This case study focuses on sustainable oilseed rape drilling and intercropping management to improve soil fertility in the Champagne Berrichonne region of central France.

VALERIE themes covered:
1. Crop rotation, soil cover management and integrated pest management ►
2. Eco-system and social services in agriculture and forestry ►
3. The management of agricultural soils as integrated agro-ecological systems ►

Growing concerns about the long-term profitability and sustainability of intensive, high input production systems resulted in the establishment of a network of arable farmers and advisers in the Champagne Berrichonne region of Central France.  The group aim to develop new techniques and investigate alternative approaches that reduce the impact of farming on the environment and improve soil properties.

Location: Champagne Berrichonne, Cher and Indre, Central France
Main land use: mixed farming, although the case study focuses on arable production - mainly oilseed rape, wheat and winter barley, which can be associated with leguminous crops
Stakeholders: farmers, technical institutes, agricultural chambers, development groups and machinery companies
Key issues:
o    Improving the quality of oilseed rape drilling and autumn growth in order to better withstand autumn weed and disease threats, and limit spring nitrogen input
o    Direct seeding in permanent cover: e.g. oilseed rape sown together with cover crops, then direct seeding of wheat under cover of clover or alfalfa

Case study updates:
• A meeting was held in 2014 to present the VALERIE project to a pre-existing network. The farmers in the network have been invited on the basis of their commitment to agricultural development.

• A second meeting took place in February 2015 with the farmer’s network group of the Berry region. Feedback from the review of VALERIE innovation factsheets highlighted the need for the factsheets to be concise and clear in the information provided. Six key topics for research were collectively identified by the farmer’s group. The discussions which followed identified ‘in-field evaluation methods of soil quality’ as a potential topic for the field trials.
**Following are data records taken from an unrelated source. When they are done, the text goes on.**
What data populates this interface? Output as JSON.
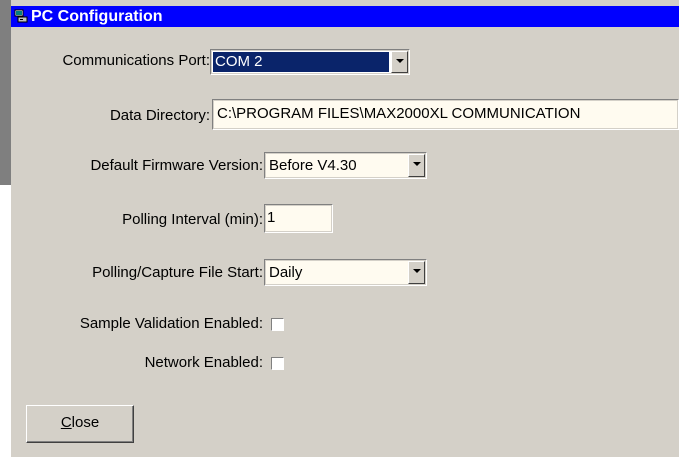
{
  "window": {
    "title": "PC Configuration",
    "icon": "pc-config-icon"
  },
  "form": {
    "comm_port": {
      "label": "Communications Port:",
      "value": "COM 2"
    },
    "data_directory": {
      "label": "Data Directory:",
      "value": "C:\\PROGRAM FILES\\MAX2000XL COMMUNICATION"
    },
    "firmware_version": {
      "label": "Default Firmware Version:",
      "value": "Before V4.30"
    },
    "polling_interval": {
      "label": "Polling Interval (min):",
      "value": "1"
    },
    "capture_file_start": {
      "label": "Polling/Capture File Start:",
      "value": "Daily"
    },
    "sample_validation": {
      "label": "Sample Validation Enabled:",
      "checked": false
    },
    "network_enabled": {
      "label": "Network Enabled:",
      "checked": false
    }
  },
  "buttons": {
    "close_label_mnemonic": "C",
    "close_label_rest": "lose"
  },
  "colors": {
    "titlebar": "#0000ff",
    "dialog_bg": "#d4d0c8",
    "field_bg": "#fffbf0",
    "selection": "#0a246a"
  }
}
Field trials:
• Issue to be addressed in the field trials:
o    The effect of soil tillage & crop management on soil quality

• Farmers will be invited to actively participate in field assessments, and to discuss improvements of methods used. The trial aims are:
o    To develop an on-field method to assess soil quality that can be easily carried out by farmers. The trials will help to improve understanding of cropping systems effects on soil quality and structure

• Trials will start in 2016.

Contact: Anne-Sophie Perrin; This email address is being protected from spambots. You need JavaScript enabled to view it.